Media releases

Eastern Cape municipalities need enhanced provincial support and monitoring to move towards clean administration

BISHO - Eastern Cape municipalities have registered a marginal improvement in their 2009-10 audit outcomes, Auditor-General (AG) Terence Nombembe announced today.
Nombembe was, however, quick to point out that while Amahlati, Gariep, Ingquza Hill, Joe Gqabi District, Mnquma, Ngqushwa, Nyandeni, Port St. Johns and Umzimvubu municipalities had registered improvements from a disclaimer or adverse opinion to a qualified opinion, a number of municipalities showed regressions in audit opinion, thus raising concerns about the capability of municipalities to sustain positive audit outcomes. These include Lukhanji, regressing from financially unqualified with other matters to a disclaimer, while Buffalo City, Intsika Yethu and King Sabata Dalindyebo regressed from qualified to a disclaimer and Blue Crane Route regressed from financially unqualified with other matters to qualified. Municipalities such as Cacadu, Camdebo, Ikwezi, Matatiele, Senqu and Nelson Mandela Metropol have been able to maintain the unqualified financial audit opinion with other matters and thus need to be supported to move towards a clean audit opinion.
He also cautioned that the number of worst audit opinions, namely disclaimers of opinion and adverse opinions, was “a reason for concern and indicative of leadership not taking ownership of and responsibility for sound financial and performance management”. This was the case in municipalities such as Chris Hani District, Emalahleni, Engcobo, Great Kei, Inkwanca, Kou Kamma, Makana, Maletswai, Mbhashe, Mbizana, Mhlontlo, Nkonkobe, Ntabankulu, Sakhisizwe and Sundays River Valley.
“The marginal improvements can be attributed to a leadership tone that portrays a willingness to accept accountability for the financial management of their municipalities throughout the financial year, creating a control environment that is conducive to accountability and oversight, and developing decisive action plans with clear time frames to address the root cause of qualifications and the continuous monitoring thereof. These success stories should be considered as best practices that the non-performing municipalities should emulate.”
The unfavourable audit outcomes, on the other hand, were mainly due to a volatile political climate within councils and inadequate leadership practices, which were not conducive to solid accountability, structured oversight and sound governance practices. This resulted in insufficient commitment to address deficiencies highlighted in the previous year’s audit outcomes.

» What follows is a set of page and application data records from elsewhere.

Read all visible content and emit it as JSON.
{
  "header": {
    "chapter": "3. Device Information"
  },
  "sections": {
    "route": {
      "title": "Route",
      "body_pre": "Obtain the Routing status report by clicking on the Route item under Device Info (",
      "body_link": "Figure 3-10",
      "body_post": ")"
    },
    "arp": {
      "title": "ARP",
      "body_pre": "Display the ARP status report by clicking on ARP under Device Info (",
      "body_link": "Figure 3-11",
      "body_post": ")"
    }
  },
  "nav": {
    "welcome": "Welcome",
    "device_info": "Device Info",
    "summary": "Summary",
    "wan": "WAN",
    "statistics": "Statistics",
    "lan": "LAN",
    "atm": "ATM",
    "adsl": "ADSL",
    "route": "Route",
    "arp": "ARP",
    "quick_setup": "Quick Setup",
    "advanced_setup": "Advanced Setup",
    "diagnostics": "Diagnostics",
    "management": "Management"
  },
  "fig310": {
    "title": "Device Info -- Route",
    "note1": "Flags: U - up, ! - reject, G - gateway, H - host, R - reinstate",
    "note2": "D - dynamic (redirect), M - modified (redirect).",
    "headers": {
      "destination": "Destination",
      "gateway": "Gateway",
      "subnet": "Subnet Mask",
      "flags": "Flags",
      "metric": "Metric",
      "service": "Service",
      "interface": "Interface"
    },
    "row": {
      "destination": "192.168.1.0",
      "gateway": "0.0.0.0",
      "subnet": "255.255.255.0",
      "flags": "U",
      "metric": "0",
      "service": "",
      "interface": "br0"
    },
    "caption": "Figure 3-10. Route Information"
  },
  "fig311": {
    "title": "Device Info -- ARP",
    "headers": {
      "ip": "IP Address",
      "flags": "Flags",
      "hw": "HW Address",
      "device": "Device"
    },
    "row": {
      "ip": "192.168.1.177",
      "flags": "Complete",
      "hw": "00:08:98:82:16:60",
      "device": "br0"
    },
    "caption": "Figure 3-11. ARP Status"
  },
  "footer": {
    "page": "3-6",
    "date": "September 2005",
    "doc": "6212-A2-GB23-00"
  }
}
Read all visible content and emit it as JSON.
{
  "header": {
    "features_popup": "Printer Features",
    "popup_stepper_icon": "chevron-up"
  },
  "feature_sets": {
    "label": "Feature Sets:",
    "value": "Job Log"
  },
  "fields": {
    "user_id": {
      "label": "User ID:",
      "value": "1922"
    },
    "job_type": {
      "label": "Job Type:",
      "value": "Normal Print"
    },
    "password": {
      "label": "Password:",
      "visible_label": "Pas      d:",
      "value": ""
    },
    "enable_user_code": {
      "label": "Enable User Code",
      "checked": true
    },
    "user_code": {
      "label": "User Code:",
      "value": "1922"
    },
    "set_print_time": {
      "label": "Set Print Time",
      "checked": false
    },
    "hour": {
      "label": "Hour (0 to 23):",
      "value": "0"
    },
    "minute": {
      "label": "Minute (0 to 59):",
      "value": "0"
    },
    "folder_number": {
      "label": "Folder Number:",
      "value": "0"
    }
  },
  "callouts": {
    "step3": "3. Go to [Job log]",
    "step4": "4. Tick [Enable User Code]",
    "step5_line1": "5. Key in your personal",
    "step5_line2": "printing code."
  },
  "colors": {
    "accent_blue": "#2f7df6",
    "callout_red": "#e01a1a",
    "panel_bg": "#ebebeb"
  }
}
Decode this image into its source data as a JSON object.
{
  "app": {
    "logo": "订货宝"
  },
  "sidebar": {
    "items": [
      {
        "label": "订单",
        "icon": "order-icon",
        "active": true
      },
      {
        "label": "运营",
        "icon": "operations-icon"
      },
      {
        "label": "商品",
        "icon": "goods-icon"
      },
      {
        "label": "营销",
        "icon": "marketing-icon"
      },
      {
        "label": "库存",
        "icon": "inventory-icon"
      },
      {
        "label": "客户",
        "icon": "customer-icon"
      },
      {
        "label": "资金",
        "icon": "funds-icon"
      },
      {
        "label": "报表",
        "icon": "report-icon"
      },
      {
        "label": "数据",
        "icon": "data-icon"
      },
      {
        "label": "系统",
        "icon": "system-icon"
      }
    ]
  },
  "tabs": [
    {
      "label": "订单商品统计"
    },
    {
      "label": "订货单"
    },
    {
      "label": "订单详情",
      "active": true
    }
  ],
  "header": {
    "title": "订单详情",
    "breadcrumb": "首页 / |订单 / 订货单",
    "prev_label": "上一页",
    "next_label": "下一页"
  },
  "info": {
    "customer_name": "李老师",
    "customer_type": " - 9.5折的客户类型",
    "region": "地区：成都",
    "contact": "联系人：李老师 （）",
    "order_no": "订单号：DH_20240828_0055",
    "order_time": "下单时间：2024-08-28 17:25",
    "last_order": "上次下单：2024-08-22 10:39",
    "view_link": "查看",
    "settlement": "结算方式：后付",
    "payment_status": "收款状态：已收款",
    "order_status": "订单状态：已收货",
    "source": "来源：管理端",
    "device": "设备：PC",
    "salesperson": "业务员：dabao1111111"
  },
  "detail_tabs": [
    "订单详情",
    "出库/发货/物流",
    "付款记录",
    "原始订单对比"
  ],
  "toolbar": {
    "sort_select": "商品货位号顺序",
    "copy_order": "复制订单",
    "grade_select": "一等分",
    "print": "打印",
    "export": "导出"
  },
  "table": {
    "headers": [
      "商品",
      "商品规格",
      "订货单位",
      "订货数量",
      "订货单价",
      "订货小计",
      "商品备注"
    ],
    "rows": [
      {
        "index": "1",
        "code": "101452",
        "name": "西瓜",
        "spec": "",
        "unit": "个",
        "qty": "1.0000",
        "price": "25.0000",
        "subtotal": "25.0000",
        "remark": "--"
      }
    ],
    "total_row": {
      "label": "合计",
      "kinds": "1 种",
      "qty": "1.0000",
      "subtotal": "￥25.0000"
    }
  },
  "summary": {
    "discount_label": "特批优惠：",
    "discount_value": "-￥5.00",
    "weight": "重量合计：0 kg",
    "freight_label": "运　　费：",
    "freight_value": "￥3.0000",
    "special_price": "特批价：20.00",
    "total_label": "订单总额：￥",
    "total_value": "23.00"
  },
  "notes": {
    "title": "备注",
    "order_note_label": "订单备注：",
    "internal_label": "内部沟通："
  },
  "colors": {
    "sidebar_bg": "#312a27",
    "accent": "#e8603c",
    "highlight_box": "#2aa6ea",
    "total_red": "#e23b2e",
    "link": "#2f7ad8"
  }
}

Audit findings

Most municipalities with disclaimers had findings on almost all aspects of the financial statements, while those with qualified audit opinions predominantly had findings on capital assets. Generally all municipalities had material changes made to their financial statements at the time of the audit, thus pointing to weaknesses in financial controls and lack of adequate financial skills across the board.
All analysed municipalities lacked adequately skilled human resources with an understanding of the requirements of determining, managing, monitoring and reporting on predetermined objectives.
To emphasise the importance of managing and monitoring predetermined objectives and the benefits that a municipality can reap from monitoring service delivery if oversight is strengthened, the Auditor-General of South Africa (AGSA) has embarked on a number of initiatives aimed at improving leadership’s understanding of these skills.
The AG’s report also raises concern regarding the high prevalence of non-compliance with relevant laws and regulations, which resulted in excessive unauthorised, irregular and fruitless and wasteful expenditure at 32 municipalities. This was “due to disregard for policies, procedures, laws and regulations, which further hampered the drive for clean administration by the year 2014”.
Information technology (IT) governance, security and controls remain deficient across all municipalities in the province, which often points to an environment conducive to the risk of fraud and maladministration, especially in relation to supply chain management.
“Sound leadership principles, financial and performance management, and governance are the building blocks on which clean administration is built. It is evident that, despite sporadic improvements, the municipal sphere needs to intensify and accelerate initiatives to institutionalise these building blocks if they are to achieve clean administration in the foreseeable future. To this end, the recruitment and retention of appropriately skilled financial staff should remain high on the agenda of the province. My office, as part of its contribution towards influencing clean administration and following up on commitments made by leadership, will intensify its regular interactions, including the provincial quarterly forum aimed at monitoring turnaround plans and other initiatives to address outcomes by those charged with governance. We expect leadership to show similar commitment if we are to improve the audit results,” says Nombembe.